In most cases, the skins of fruits and vegetables treated with chemicals have a higher concentration of pesticides than their flesh (6).

There’s growing concern about the health effects of pesticides. Some research suggests that the consumption of and exposure to pesticides over time may lead to the development of certain diseases, including Parkinson’s and some cancers (7, 8).

However, the effects of pesticides on human health are still largely uncertain, and more extensive research is warranted. The effects of pesticides in humans likely depends on the type of pesticide and level of exposure (7).

If you’re concerned about consuming pesticides from peach skin, wash peaches well with water, peel them before eating them, and/or choose ones that are certified organic by the United States Department of Agriculture (USDA).

While organic certification doesn’t guarantee that the food is completely free of pesticides, pesticide use on organic fruits and vegetables is more restricted (9).

Another downside of eating peach skin is that it may cause digestive discomfort for those with moderate to severe inflammatory bowel disease (IBD) or other digestive issues (10).

Most dietary recommendations for these conditions recommend avoiding unpeeled fruit and most raw fruits in general (10).

Lastly, certain recipes, such as those for pies or ice cream, may recommend removing the skin to enhance the final product.


Peach skin likely contains more pesticides than the flesh. In addition, eating fiber-rich peach skin may worsen digestive issues.

Peach skin is generally healthy and safe to eat for most people.

In fact, it’s higher in fiber and certain antioxidants than peach flesh alone. As such, eating a whole peach with its peel may provide the greatest potential health benefits.

However, peach skin may contain more pesticides than the flesh.

If you want to reduce pesticide levels on peach skin, wash and peel the peach before eating it, and/or choose organic ones at the store. Still, keep in mind that getting rid of the peel will also get rid of some beneficial nutrients.

Furthermore, people with IBD or other digestive issues are typically advised to avoid raw fruits with their peels.

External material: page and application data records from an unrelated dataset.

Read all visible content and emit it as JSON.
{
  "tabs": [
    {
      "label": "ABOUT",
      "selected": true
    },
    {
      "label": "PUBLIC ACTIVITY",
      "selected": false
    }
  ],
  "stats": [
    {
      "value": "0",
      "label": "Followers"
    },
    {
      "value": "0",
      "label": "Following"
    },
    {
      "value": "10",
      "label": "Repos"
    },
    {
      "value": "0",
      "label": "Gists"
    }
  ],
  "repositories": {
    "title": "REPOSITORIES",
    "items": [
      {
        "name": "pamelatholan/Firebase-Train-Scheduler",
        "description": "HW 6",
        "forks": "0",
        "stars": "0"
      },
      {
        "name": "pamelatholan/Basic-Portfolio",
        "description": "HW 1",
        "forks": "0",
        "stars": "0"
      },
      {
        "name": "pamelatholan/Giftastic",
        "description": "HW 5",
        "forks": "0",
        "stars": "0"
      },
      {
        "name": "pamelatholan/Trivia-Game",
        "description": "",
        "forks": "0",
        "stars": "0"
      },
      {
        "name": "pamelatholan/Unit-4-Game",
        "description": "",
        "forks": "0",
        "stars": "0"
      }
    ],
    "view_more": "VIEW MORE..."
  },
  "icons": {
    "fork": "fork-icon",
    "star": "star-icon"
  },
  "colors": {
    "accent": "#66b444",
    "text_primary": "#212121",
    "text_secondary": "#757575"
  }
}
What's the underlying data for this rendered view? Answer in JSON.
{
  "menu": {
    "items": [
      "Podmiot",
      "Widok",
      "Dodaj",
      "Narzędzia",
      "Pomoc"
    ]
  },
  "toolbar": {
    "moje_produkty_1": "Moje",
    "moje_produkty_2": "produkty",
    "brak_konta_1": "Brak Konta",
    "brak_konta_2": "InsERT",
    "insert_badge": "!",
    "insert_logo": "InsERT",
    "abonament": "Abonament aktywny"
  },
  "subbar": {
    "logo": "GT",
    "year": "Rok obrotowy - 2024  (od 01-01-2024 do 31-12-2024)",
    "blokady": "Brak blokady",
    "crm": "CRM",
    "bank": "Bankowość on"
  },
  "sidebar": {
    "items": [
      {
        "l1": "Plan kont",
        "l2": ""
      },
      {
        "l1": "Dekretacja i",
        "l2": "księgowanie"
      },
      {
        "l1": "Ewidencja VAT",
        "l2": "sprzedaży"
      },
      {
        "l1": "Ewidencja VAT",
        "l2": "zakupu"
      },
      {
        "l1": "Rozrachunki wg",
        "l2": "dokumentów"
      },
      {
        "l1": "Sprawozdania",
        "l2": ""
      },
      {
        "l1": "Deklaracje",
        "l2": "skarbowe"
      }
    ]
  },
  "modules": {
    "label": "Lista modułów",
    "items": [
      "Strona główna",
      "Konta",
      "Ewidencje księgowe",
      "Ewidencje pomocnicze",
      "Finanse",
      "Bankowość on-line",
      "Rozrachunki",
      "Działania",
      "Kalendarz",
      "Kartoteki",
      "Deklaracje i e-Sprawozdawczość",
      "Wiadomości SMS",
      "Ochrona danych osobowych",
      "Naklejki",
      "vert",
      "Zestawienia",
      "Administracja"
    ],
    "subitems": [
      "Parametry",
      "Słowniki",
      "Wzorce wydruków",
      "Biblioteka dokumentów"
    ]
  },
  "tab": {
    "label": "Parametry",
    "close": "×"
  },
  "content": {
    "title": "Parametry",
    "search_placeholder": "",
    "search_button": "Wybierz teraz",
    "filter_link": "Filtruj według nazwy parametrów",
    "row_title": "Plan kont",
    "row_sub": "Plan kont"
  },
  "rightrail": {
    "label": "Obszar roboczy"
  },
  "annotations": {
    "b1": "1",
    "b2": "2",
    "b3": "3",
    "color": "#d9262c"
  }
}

Lastly, it may be best to peel your peaches for certain recipe preparations like pies or ice cream. Simply follow the recipe suggestions for the best results.